__DATA__.
▽
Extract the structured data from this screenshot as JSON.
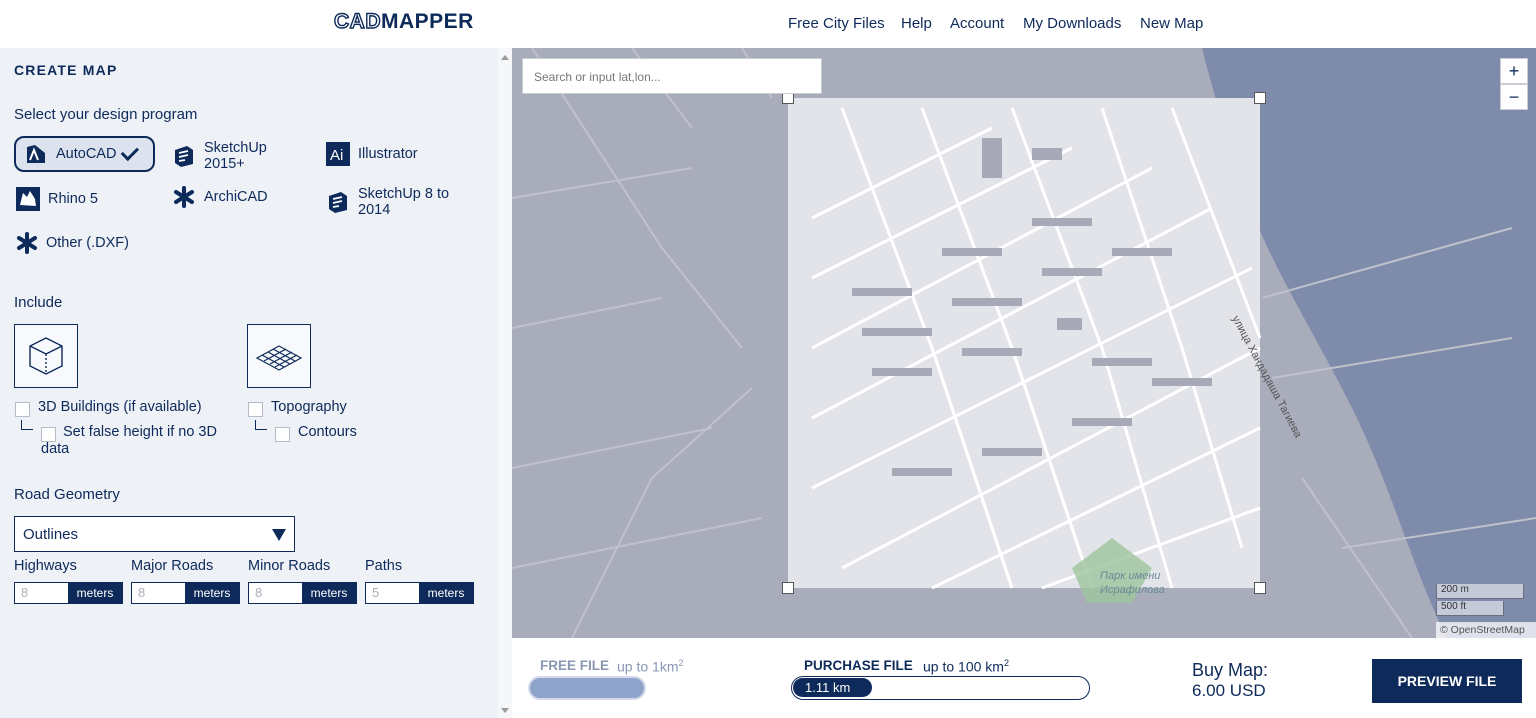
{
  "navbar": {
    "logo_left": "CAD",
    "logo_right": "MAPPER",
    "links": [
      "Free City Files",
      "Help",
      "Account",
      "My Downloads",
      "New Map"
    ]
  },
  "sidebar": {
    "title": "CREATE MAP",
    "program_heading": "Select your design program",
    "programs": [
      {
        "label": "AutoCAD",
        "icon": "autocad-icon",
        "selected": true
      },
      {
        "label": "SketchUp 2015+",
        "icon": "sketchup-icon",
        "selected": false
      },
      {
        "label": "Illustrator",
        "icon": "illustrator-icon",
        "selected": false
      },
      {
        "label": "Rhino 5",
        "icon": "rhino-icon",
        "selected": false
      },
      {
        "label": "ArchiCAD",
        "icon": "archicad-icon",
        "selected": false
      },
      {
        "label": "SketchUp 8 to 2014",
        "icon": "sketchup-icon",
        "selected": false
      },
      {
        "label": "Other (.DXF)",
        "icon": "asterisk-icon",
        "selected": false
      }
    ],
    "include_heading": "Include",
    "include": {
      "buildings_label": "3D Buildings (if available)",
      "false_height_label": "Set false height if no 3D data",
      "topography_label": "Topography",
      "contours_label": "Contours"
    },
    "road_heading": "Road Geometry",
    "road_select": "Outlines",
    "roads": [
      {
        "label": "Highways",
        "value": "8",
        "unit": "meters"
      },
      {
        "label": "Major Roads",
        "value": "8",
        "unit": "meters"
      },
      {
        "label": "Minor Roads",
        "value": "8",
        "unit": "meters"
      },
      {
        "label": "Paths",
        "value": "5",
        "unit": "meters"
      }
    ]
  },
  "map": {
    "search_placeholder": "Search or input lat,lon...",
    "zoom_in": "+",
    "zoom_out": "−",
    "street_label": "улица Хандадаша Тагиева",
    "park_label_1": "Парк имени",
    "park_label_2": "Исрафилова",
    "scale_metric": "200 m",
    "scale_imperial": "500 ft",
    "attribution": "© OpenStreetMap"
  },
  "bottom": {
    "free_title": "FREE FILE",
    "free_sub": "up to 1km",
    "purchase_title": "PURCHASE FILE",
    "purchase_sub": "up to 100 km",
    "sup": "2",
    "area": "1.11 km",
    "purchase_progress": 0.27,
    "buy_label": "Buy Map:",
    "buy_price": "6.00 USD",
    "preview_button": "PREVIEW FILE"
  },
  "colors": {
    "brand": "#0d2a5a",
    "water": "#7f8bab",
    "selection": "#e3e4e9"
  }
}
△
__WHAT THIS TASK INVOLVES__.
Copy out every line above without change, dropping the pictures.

__TASK OUTPUT__.
Extract the structured data from this screenshot as JSON.
{
  "navbar": {
    "logo_left": "CAD",
    "logo_right": "MAPPER",
    "links": [
      "Free City Files",
      "Help",
      "Account",
      "My Downloads",
      "New Map"
    ]
  },
  "sidebar": {
    "title": "CREATE MAP",
    "program_heading": "Select your design program",
    "programs": [
      {
        "label": "AutoCAD",
        "icon": "autocad-icon",
        "selected": true
      },
      {
        "label": "SketchUp 2015+",
        "icon": "sketchup-icon",
        "selected": false
      },
      {
        "label": "Illustrator",
        "icon": "illustrator-icon",
        "selected": false
      },
      {
        "label": "Rhino 5",
        "icon": "rhino-icon",
        "selected": false
      },
      {
        "label": "ArchiCAD",
        "icon": "archicad-icon",
        "selected": false
      },
      {
        "label": "SketchUp 8 to 2014",
        "icon": "sketchup-icon",
        "selected": false
      },
      {
        "label": "Other (.DXF)",
        "icon": "asterisk-icon",
        "selected": false
      }
    ],
    "include_heading": "Include",
    "include": {
      "buildings_label": "3D Buildings (if available)",
      "false_height_label": "Set false height if no 3D data",
      "topography_label": "Topography",
      "contours_label": "Contours"
    },
    "road_heading": "Road Geometry",
    "road_select": "Outlines",
    "roads": [
      {
        "label": "Highways",
        "value": "8",
        "unit": "meters"
      },
      {
        "label": "Major Roads",
        "value": "8",
        "unit": "meters"
      },
      {
        "label": "Minor Roads",
        "value": "8",
        "unit": "meters"
      },
      {
        "label": "Paths",
        "value": "5",
        "unit": "meters"
      }
    ]
  },
  "map": {
    "search_placeholder": "Search or input lat,lon...",
    "zoom_in": "+",
    "zoom_out": "−",
    "street_label": "улица Хандадаша Тагиева",
    "park_label_1": "Парк имени",
    "park_label_2": "Исрафилова",
    "scale_metric": "200 m",
    "scale_imperial": "500 ft",
    "attribution": "© OpenStreetMap"
  },
  "bottom": {
    "free_title": "FREE FILE",
    "free_sub": "up to 1km",
    "purchase_title": "PURCHASE FILE",
    "purchase_sub": "up to 100 km",
    "sup": "2",
    "area": "1.11 km",
    "purchase_progress": 0.27,
    "buy_label": "Buy Map:",
    "buy_price": "6.00 USD",
    "preview_button": "PREVIEW FILE"
  },
  "colors": {
    "brand": "#0d2a5a",
    "water": "#7f8bab",
    "selection": "#e3e4e9"
  }
}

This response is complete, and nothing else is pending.